asked Her Majesty's Government:
What is their response to the recent report by the National Audit Office which indicates that one-third of the United Kingdom's largest businesses pay no corporation tax.
My Lords, it is wrong to suggest that business does not pay its fair share of tax. As the NAO report notes, the Revenue raised £23.6 billion in corporation tax from large businesses in 2006-07, 54 per cent of all corporation tax raised. International studies consistently show that the UK has one of the most competitive business climates in the world. The UK's corporation tax rate is the lowest in the G7, and will be cut to its lowest ever level of 28 per cent in April 2008.
My Lords, I thank the Minister for that run of statistics, but is there not a real risk to the Treasury, given that a large proportion of our corporation taxes comes from the oil industry, insurance and banking, with hardly any coming from other areas? Is there not something rotten about the business I visited in Cornwall last week, which employs up to 20 people, having paid more corporation tax over the past two years than Sainsbury's, one of the most successful corporations not just in this country but worldwide?
My Lords, Sainsbury's has heavy investment in its pension fund, helping to explain its low level of corporation tax. More generally, the noble Lord is right that the great majority of corporation tax currently comes from the industries he has identified. Industries and corporations can of course have good reasons for their corporation tax commitment being low, not least because the Government have been concerned to put expenditure on research and development against corporation tax, which has shown itself in the development of our economy in the past decade.
My Lords, this Question is about large companies not paying tax. In the spring Budget, the previous Chancellor reduced corporation tax on large companies and increased it on small companies. As the noble Lord, Lord Baker, has just said, the current Chancellor has effectively almost doubled capital gains tax by increasing it from 10 per cent to 18 per cent, affecting SMEs and the entrepreneurial community. Why have the Government taken this backward step and used such a blunt instrument, affecting entrepreneurship and the SME community, who make up the engine of our economy?
My Lords, it is an important dimension of the economy, and we want to see enterprise rewarded and developed. But one of the insistent and consistent representations to Government about taxation is that it should be simplified and clear, and the advantage of the 18 per cent rate is that it is a simple, straightforward tax across the board.
My Lords, the Government have belatedly reduced the headline rate of corporation tax to 28 per cent, but that is still only around average for the OECD and has done nothing to restore our international tax competitiveness. Do the Government accept that there are sound arguments for the UK moving to lower rates of corporation tax that will lead to increased yields?
My Lords, I am somewhat surprised that the noble Baroness does not recognise the significance of the reduction in the rate of corporation tax. It makes the British corporation tax rate one of the lowest in the OECD. Only Germany has as low a rate, at 28 per cent.
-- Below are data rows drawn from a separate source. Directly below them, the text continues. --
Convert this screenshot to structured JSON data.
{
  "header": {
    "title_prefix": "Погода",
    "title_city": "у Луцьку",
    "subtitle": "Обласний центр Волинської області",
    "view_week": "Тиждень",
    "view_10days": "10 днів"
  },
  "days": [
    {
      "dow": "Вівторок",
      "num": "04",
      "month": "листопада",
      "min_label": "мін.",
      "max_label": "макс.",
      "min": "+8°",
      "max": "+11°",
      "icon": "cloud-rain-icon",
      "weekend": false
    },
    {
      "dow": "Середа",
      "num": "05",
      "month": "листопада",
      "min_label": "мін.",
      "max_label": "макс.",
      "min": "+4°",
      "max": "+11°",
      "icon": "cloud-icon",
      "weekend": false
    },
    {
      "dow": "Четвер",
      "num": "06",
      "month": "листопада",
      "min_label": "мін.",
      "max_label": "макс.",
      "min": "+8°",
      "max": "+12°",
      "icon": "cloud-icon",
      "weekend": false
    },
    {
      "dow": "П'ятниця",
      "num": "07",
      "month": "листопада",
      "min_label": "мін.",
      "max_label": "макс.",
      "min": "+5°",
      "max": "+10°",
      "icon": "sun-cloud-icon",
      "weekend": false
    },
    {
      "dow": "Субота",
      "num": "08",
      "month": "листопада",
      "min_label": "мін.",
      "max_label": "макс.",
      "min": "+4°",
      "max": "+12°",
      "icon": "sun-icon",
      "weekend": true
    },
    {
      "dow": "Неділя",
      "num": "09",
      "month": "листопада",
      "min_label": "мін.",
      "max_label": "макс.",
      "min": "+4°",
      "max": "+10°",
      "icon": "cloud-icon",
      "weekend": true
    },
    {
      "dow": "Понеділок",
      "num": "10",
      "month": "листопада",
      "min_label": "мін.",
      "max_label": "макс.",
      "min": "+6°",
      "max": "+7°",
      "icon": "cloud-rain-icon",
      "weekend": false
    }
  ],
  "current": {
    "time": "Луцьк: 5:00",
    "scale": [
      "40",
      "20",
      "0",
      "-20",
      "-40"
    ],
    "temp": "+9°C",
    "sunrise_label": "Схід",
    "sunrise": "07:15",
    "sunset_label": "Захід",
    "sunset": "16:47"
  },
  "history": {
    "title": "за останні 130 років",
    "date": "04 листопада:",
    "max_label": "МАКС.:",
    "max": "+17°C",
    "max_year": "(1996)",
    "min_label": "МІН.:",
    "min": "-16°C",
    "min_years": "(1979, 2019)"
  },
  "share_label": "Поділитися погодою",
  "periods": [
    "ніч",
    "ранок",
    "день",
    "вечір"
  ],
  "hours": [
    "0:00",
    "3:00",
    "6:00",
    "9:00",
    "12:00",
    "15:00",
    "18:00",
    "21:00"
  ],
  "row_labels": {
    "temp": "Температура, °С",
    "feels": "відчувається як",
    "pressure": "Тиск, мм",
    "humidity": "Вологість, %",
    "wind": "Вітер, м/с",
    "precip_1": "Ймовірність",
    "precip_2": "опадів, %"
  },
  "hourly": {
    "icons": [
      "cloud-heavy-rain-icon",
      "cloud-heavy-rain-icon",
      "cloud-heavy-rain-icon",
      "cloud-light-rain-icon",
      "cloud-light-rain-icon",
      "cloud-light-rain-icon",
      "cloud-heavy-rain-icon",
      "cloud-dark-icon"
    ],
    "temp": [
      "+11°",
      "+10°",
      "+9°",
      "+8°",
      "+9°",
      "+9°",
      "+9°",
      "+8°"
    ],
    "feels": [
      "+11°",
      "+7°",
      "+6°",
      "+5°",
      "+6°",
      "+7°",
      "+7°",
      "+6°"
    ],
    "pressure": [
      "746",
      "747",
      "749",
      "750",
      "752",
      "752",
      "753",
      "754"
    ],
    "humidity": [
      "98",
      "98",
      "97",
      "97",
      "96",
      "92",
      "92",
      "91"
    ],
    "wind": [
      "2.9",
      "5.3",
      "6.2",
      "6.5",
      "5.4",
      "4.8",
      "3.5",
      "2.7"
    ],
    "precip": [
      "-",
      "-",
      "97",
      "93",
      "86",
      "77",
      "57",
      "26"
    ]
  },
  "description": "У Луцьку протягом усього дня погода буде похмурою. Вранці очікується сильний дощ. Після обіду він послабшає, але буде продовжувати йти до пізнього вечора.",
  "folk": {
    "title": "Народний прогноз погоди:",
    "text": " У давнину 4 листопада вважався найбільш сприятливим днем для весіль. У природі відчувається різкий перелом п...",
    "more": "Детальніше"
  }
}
When the rate was 30 per cent, the Opposition clamoured for a reduction. It has now been reduced to 28 per cent, and I would have expected just a little greater generosity from the other side, although I might have been looking in vain.
My Lords, does my noble friend agree that it makes more sense for companies to use the allowances for investing in their own businesses rather than to pay out money in corporation tax? We should be encouraging people to invest in their businesses rather than to pay out dividends and corporation tax.
My Lords, my noble friend is right that it is important that businesses develop, grow and have the necessary investment. Although corporation tax is important, it amounts to only about one-seventh of the taxation that large companies pay across the board through other aspects of their business. It is important that the sector thrives because that benefits returns to the Treasury, the welfare of the economy and our wider society.
My Lords, does the Minister accept the support of these Benches for the principle of simplification, particularly of capital gains tax, which was announced last week? Does he also accept that there is no case for making major changes such as this in a blue funk in response to the Conservatives who, in turn, stole quite a lot of those policies from the Liberal Democrats?
My Lords, I react vigorously against the word "blue" in this framework. As far as the Government are concerned, the reduction of corporation tax, which is the basis of this Question, was not in reaction to the Conservative Party. I merely indicated that it made one of the myriad representations on this front. The Government decided this to make sure that our corporation tax was internationally competitive. I merely referred to the Conservative Party en passant in the hope of greater generosity of spirit.
My Lords, the Minister has already mentioned the virtues of the simplification of the tax system. The NAO, in its usual immaculate form, has set out a wonderful checklist of the items that the Treasury could now address with a view to closing loopholes which would win it several billions of pounds, far more than the Government would need to undo the damage to investment in private industry that was done by their legislation a week ago.
My Lords, the Government and the Treasury, in particular, take the reports of the National Audit Office very seriously and look at these issues. I assure the noble Lord that our concern is to plug loopholes. Where the NAO has identified loopholes that can be remedied, we will be working positively towards that objective.